The result (1) is commonly referred to as the Black-Scholes pricing formula or just as the Black-Scholes formula, after Fischer Black and Myron Scholes, who derived it in the 1970s.

F. Black and M. Scholes first arrived at the solution for $V(t)$ not with our probabilistic calculations, but by describing $V(t)$ in terms of a partial differential equation  , and solving the PDE analytically. That PDE, now called, appropriately, the Black-Scholes partial differential equation, gives an important alternative formulation of the results here.

## 0.2 General representation of option price

$V(t)$ in equation (1) is a stochastic process itself, but it happens to depend on $X(t)$ only for its random part.

More generally, for any financial contract, not necessarily a call option, that pays an amount $V(T)$, the Black-Scholes model shows that its fair price $V(t)$ at time $t$ must be given by:

 $\displaystyle V(t)=e^{-r(T-t)}\,\mathbb{E}^{\mathbb{Q}}\bigl{[}V(T)\mid% \mathcal{F}_{t}\bigr{]}\,.$ (2)

for some probability measure  $\mathbb{Q}$, and $\{\mathcal{F}_{t}\}$ is the filtration describing the information available about the stock price up to time $t$.

If we set $V(T)=\max(X(T)-K,0)$, then equation (1) follows from a straightforward calculation starting with equation (2).

Intuitively, (2) states that the option price at the current time is the expected value of the promised pay-off amount at the future time, discounted back to the current time at the rate of interest in force.

## 0.3 The risk-neutral measure

The probability measure $\mathbb{Q}$ appearing in (2), is called the risk-neutral measure. It depends on the underlying risk factors that drive the contract pay-off, but it does not depend on the contract itself. This probability measure is distinct from the real-world or historical probability measure. It does not actually describe “probabilities” in the intuitive sense of the word, but is a mathematical tool to express the solutions to the underlying stochastic differential equations.

Equation (2) is equivalent to saying that $V(t)e^{-rt}$ is a martingale  under the probability measure $\mathbb{Q}$.

## 0.4 Model assumptions

The Black-Scholes formula is derived under the following model assumptions.
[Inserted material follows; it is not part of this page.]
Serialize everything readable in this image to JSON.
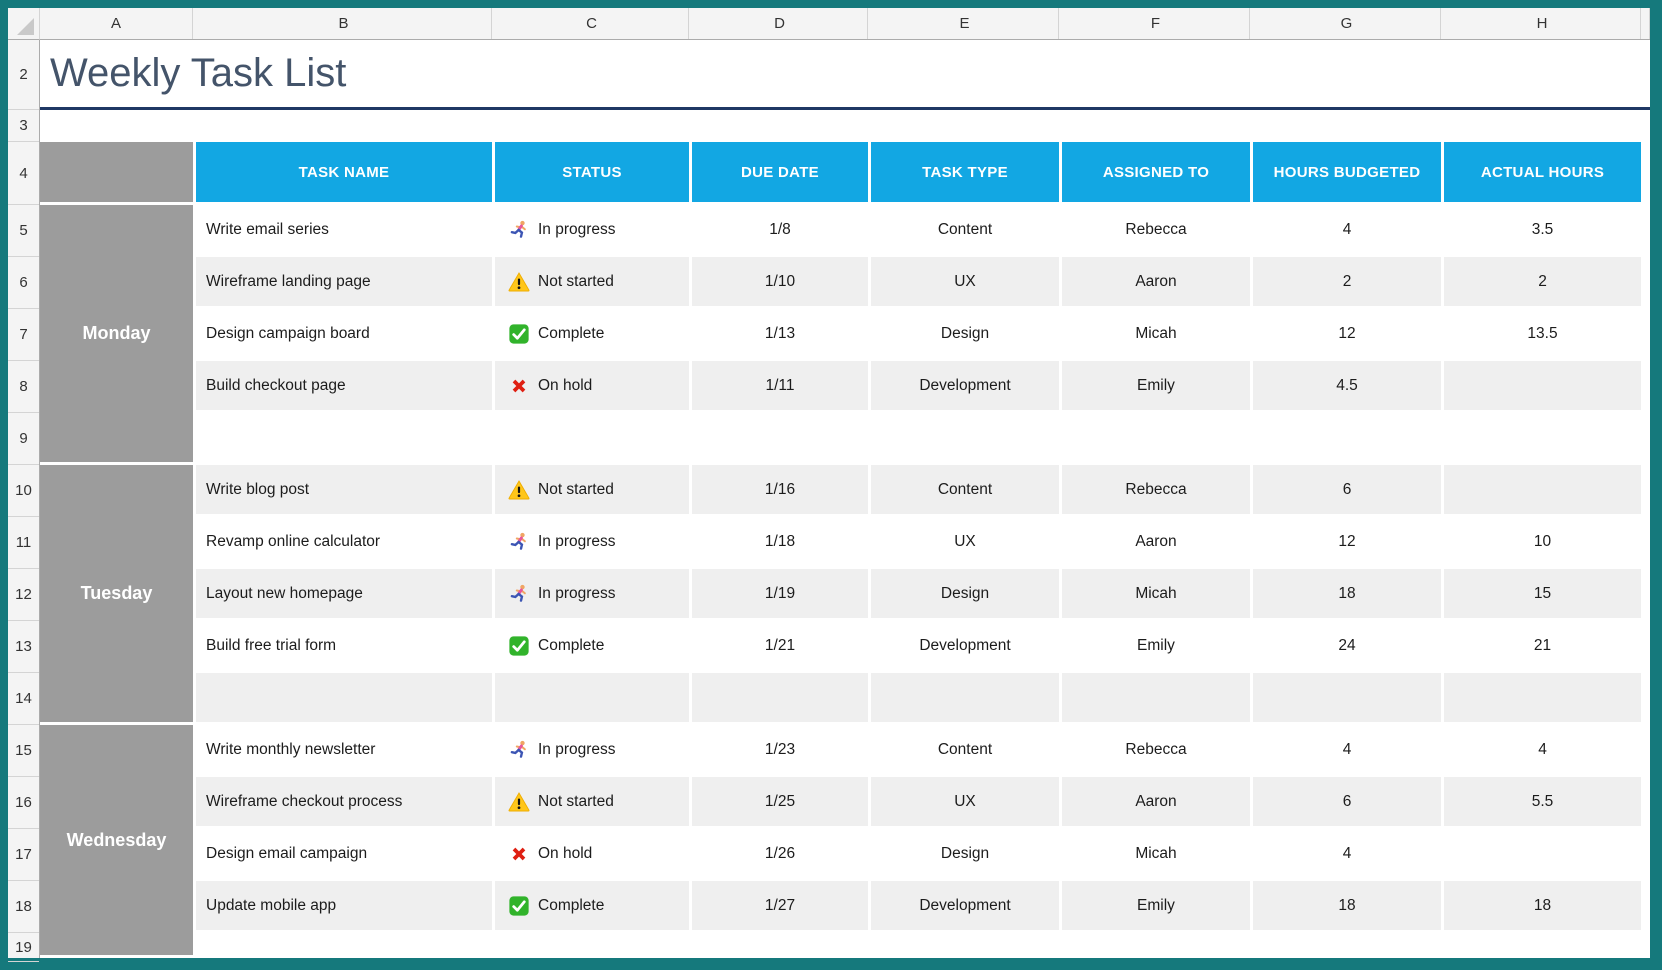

In the real world, of course, all of these simplifying assumptions are wrong in one way or another; however, the Black-Scholes formula is often used to give ballpark figures when quoting option prices.

### 0.4.1 Stock price

The stock (or any other underlying tradable asset) has a price that follows a geometric Brownian motion process described by the stochastic differential equation:

 $\displaystyle dX(t)=\mu X(t)\,dt+\sigma X(t)\,dW(t)\,,$ (3)

where

The assumption of geometric Brownian motion means that the relative price movements $X(t+\Delta t)/X(t)$ after time $t$ are independent of the stock price history before time $t$. In general, relative changes in price are more financially significant and useful to model (e.g. “Google stock has gone up 40% this year”) than absolute changes in price.

We also assume that the stock does not pay dividends, that there are no on the trading of any asset, or borrowing or lending of any amount of cash at the risk-free interest rate, and no transaction costs. Trading is also assumed to be conducted continuously in perfectly divisible amounts, at a single price at each point in time.

### 0.4.2 Interest on cash

Moreover, cash in the model economy is assumed to grow with time at a risk-free continuously-compounded interest rate of $r$, and $r$ is constant. Thus the amount $M(t)$ in the “money-market account” or “bank account” at time $t$, with an initial infusion of amount $M(0)$ at time $0$, is given by

 $\displaystyle M(t)=M(0)\,e^{rt}\,.$
Title Black-Scholes formula BlackScholesFormula 2013-03-22 16:29:59 2013-03-22 16:29:59 stevecheng (10074) stevecheng (10074) 15 stevecheng (10074) Topic msc 60H10 msc 91B28 Black-Scholes pricing formula AnalyticSolutionOfBlackScholesPDE DerivationOfBlackScholesFormulaInMartingaleForm